A court may make an order for spousal support for periodic payments for a fixed period of time , or for an indefinite period of time), depending on the particular circumstances of each case. In general, the longer the marriage or domestic partnership lasted and the older the parties are, the more likely the court will be to make an indefinite order for spousal support. Most orders will provide that if the person receiving spousal or partner support remarries, the support will end.
The parties can agree and the court can order that the payor’s obligation to pay spousal support will continue after the payor’s death and that it be paid from the estate. If the payor has a life insurance policy then the parties can agree and the court can order that it be kept up to date and that the recipient be named as the beneficiary of the policy so that support can continue if the payor dies.
Spousal support can get complicated when a separating couple is in conflict. Even when there is no conflict, it is a good idea to get legal advice before you sign an agreement – especially an agreement that will impact your standard of living for years to come. The Resources section provides information about getting legal help.

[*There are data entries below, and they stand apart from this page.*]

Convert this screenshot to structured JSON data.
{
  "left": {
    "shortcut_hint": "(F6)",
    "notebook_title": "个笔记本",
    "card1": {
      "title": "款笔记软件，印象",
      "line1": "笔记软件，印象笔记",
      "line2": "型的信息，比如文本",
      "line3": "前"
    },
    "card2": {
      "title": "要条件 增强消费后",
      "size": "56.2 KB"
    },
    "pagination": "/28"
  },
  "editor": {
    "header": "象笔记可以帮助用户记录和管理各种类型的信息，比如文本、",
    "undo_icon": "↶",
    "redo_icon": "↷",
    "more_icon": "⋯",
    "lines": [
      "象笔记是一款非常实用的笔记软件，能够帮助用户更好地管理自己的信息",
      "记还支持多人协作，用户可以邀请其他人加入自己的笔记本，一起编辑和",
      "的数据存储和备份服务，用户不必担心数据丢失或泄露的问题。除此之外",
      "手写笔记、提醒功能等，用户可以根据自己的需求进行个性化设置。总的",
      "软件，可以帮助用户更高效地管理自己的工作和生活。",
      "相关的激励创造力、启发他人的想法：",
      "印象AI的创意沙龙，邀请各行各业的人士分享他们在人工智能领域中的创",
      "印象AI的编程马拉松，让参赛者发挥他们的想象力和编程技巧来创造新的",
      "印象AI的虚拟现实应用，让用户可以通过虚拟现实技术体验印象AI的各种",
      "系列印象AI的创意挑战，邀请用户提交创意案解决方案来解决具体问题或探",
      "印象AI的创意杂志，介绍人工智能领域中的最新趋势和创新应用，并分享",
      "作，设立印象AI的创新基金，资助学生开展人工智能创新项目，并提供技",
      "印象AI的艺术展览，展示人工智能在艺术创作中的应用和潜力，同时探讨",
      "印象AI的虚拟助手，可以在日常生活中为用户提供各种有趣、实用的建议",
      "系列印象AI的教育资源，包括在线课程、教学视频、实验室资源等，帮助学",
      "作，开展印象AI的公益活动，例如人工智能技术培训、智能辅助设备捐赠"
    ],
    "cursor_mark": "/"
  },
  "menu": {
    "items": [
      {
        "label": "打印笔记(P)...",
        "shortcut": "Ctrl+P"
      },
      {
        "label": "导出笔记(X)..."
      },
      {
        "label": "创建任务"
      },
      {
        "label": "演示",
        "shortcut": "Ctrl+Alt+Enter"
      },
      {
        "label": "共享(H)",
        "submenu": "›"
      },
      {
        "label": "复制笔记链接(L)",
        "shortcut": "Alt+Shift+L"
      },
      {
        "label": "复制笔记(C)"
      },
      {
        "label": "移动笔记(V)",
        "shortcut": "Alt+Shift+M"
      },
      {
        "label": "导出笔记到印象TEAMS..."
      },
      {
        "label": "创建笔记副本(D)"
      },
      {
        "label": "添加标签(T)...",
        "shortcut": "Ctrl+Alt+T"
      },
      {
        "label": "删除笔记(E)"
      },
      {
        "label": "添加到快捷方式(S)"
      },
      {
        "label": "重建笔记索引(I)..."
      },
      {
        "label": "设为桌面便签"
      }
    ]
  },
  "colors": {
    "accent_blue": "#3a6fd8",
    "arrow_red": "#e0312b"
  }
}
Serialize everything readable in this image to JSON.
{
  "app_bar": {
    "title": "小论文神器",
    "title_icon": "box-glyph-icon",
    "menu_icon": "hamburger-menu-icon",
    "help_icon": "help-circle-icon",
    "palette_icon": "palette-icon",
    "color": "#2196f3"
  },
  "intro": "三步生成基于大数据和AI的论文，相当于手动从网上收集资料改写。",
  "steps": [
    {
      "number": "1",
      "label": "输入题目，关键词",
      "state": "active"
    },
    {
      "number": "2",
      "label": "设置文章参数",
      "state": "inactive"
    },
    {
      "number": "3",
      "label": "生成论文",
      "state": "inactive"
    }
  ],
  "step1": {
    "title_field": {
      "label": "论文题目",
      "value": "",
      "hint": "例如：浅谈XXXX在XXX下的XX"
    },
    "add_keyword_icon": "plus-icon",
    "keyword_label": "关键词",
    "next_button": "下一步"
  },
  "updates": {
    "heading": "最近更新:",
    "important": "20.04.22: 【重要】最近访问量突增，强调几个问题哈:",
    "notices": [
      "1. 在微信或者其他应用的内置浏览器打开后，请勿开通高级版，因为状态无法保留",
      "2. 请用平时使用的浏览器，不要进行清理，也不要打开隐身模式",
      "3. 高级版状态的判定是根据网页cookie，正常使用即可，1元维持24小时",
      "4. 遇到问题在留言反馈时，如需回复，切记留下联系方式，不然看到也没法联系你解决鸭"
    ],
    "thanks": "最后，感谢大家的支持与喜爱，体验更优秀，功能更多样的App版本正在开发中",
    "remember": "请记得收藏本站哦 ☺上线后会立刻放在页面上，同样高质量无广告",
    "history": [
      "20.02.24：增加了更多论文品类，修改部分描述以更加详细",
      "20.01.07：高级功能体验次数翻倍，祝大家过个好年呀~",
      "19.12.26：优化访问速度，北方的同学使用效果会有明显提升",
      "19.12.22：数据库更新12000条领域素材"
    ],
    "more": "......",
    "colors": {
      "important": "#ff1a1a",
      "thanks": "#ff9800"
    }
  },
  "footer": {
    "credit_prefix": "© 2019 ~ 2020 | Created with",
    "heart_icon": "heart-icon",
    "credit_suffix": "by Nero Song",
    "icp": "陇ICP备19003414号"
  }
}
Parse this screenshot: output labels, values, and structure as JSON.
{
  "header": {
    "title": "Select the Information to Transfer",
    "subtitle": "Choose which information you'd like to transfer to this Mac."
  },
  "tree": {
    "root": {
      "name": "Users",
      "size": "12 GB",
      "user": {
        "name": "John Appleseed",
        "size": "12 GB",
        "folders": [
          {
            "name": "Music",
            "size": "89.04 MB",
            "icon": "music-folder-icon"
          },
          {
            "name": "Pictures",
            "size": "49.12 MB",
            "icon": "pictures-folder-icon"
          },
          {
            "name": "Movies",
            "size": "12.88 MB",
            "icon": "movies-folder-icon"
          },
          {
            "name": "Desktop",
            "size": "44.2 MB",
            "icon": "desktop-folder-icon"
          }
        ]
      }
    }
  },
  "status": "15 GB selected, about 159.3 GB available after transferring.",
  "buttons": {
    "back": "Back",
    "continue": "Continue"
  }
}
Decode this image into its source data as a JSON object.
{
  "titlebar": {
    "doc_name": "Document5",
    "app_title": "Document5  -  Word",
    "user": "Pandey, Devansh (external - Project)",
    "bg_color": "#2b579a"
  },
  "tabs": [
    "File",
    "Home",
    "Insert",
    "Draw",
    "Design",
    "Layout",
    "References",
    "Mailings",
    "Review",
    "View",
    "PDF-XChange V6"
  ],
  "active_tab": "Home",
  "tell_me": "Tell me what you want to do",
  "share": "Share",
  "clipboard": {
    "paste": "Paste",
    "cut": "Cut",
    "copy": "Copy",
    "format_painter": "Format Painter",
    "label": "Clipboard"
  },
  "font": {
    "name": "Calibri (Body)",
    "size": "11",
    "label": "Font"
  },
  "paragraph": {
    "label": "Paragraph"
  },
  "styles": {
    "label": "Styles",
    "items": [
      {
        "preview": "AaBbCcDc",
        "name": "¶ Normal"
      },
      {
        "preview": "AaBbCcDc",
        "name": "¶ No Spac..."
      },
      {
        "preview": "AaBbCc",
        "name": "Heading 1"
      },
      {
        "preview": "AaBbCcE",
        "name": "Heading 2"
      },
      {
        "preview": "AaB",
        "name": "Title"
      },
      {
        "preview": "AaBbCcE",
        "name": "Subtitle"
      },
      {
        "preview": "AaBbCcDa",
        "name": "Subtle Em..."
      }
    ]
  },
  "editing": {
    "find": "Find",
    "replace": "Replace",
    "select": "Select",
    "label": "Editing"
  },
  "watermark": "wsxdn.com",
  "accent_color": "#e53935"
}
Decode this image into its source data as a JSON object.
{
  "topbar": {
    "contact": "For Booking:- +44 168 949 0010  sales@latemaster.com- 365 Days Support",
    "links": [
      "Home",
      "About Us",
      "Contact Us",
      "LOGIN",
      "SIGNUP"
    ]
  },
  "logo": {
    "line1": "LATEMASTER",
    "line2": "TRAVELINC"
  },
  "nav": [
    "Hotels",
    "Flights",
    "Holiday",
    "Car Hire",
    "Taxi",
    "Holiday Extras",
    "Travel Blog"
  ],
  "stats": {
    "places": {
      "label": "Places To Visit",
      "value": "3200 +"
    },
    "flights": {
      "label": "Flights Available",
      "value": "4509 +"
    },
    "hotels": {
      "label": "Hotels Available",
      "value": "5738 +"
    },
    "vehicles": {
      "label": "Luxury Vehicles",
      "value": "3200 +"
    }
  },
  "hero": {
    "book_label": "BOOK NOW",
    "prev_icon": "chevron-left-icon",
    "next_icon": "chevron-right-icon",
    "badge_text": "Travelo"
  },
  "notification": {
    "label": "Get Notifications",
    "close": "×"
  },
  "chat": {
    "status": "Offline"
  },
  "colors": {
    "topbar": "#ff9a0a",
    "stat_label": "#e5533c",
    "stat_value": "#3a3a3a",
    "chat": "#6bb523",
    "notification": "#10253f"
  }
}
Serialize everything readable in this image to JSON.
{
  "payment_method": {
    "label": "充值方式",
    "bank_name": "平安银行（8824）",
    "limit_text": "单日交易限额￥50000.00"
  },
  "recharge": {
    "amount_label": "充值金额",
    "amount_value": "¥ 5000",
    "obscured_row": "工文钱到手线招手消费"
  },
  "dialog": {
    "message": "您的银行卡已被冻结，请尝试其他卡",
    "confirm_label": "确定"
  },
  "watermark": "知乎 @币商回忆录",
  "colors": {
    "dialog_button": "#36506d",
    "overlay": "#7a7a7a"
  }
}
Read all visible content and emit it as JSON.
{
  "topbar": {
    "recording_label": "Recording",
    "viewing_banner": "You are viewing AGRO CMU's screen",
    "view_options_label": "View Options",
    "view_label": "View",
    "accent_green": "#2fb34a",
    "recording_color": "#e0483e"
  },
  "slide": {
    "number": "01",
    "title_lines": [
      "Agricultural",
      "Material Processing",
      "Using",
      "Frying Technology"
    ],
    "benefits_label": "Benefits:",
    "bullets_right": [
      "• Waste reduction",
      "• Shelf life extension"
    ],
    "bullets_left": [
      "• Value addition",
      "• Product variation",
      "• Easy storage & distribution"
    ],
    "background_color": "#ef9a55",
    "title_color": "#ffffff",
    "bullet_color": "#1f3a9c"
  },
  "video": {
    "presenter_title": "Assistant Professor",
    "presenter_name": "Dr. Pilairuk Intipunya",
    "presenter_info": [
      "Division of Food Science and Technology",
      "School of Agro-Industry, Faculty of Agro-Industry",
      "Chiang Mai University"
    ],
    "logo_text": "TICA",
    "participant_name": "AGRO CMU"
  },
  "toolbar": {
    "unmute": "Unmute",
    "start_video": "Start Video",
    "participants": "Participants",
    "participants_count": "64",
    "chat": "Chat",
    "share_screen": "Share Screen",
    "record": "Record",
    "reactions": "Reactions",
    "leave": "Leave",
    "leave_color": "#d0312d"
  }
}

Now that we examined child support and spousal support, it’s time to turn our attention to property.